    Was this review helpful? Yes  No   Report this review
  • Posted August 3, 2009

    Linda Howards

    Linda Howard out did herself. i have the unabridged mp3-cd. It's romantic, exciting and keep u intested until the end. I hope she redo all her books and put them in unabridged mp3-cd. You'll love them all.

    Was this review helpful? Yes  No   Report this review
  • Anonymous

    Posted May 2, 2009

    a little disappointing

    I hate to say it, but this book was a little disappointing, especially after reading Linda Howard's other book, Dying to Please (which I gave 5 stars). I'm not sure when this book was originally published, but I got the impression that this was one of her earlier novels, and if so, her writing has improved since then. The plot itself wasn't really bad...psychic helping the police solve murders. Actually, it was kind of interesting. But what I didn't like was the relationship between Marlie and Dane. Yeah, their scenes were pretty hot, but it just didn't feel realistic to me. Marlie goes from a person who can't even watch sex scenes in movies and hasn't had a relationship in years to suddenly jumping in bed with this guy she hardly knows. And Dane came on to her too strong, and way too fast, and not always appropriate. I just felt this story was missing something. Maybe if they had more time to get to know each other and eased into the relationship, it would have been a little better. So overall, it was okay, but the character development needed some work I think. I'll still continue to read Linda Howard though...so this wasn't her best story but I did enjoy the other book I read by her.
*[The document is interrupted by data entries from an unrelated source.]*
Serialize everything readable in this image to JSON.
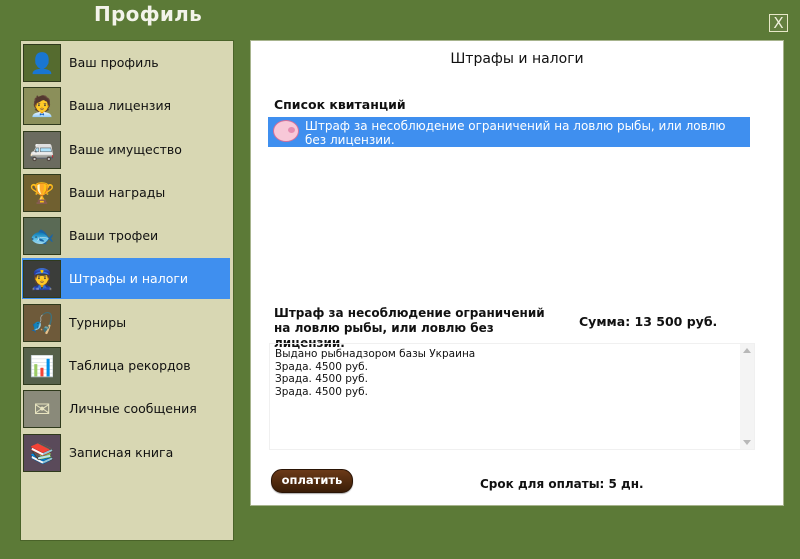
{
  "window": {
    "title": "Профиль",
    "close_label": "X"
  },
  "sidebar": {
    "items": [
      {
        "label": "Ваш профиль",
        "icon": "profile-icon",
        "glyph": "👤",
        "bg": "#556b2f",
        "active": false
      },
      {
        "label": "Ваша лицензия",
        "icon": "license-icon",
        "glyph": "🧑‍💼",
        "bg": "#8b8f5a",
        "active": false
      },
      {
        "label": "Ваше имущество",
        "icon": "property-icon",
        "glyph": "🚐",
        "bg": "#6b6b5f",
        "active": false
      },
      {
        "label": "Ваши награды",
        "icon": "awards-icon",
        "glyph": "🏆",
        "bg": "#706030",
        "active": false
      },
      {
        "label": "Ваши трофеи",
        "icon": "trophies-icon",
        "glyph": "🐟",
        "bg": "#5a6a55",
        "active": false
      },
      {
        "label": "Штрафы и налоги",
        "icon": "fines-icon",
        "glyph": "👮",
        "bg": "#3b3d3a",
        "active": true
      },
      {
        "label": "Турниры",
        "icon": "tournaments-icon",
        "glyph": "🎣",
        "bg": "#6e5a3a",
        "active": false
      },
      {
        "label": "Таблица рекордов",
        "icon": "records-icon",
        "glyph": "📊",
        "bg": "#55604a",
        "active": false
      },
      {
        "label": "Личные сообщения",
        "icon": "messages-icon",
        "glyph": "✉",
        "bg": "#8a8a7a",
        "active": false
      },
      {
        "label": "Записная книга",
        "icon": "notebook-icon",
        "glyph": "📚",
        "bg": "#5a4a5a",
        "active": false
      }
    ]
  },
  "panel": {
    "title": "Штрафы и налоги",
    "list_heading": "Список квитанций",
    "receipts": [
      {
        "text": "Штраф за несоблюдение ограничений на ловлю рыбы, или ловлю без лицензии.",
        "icon": "piggy-bank-icon"
      }
    ],
    "details": {
      "title": "Штраф за несоблюдение ограничений на ловлю рыбы, или ловлю без лицензии.",
      "amount": "Сумма: 13 500 руб.",
      "log_lines": [
        "Выдано рыбнадзором базы Украина",
        "Зрада. 4500 руб.",
        "Зрада. 4500 руб.",
        "Зрада. 4500 руб."
      ],
      "pay_button": "оплатить",
      "deadline": "Срок для оплаты: 5 дн."
    }
  },
  "colors": {
    "background": "#5c7a37",
    "sidebar": "#d8d7b3",
    "accent": "#3f8fef",
    "pay_button": "#4b2710"
  }
}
    Was this review helpful? Yes  No   Report this review
  • Anonymous

    Posted March 17, 2009

    Not Particularly Well Written

    but it had a lot of sex. Right off the bat, first scene in the police station, simply questioning the heroine, and with several other detectives in the room, the male lead had an instant boner jutting out of his pants. Didn't she actually bump in to it or something? I just couldn't take this book seriously.

    Was this review helpful? Yes  No   Report this review
See All Sort by: Showing 1 – 20 of 130 Customer Reviews

If you find inappropriate content, please report it to Barnes & Noble
Why is this product inappropriate?
Comments (optional)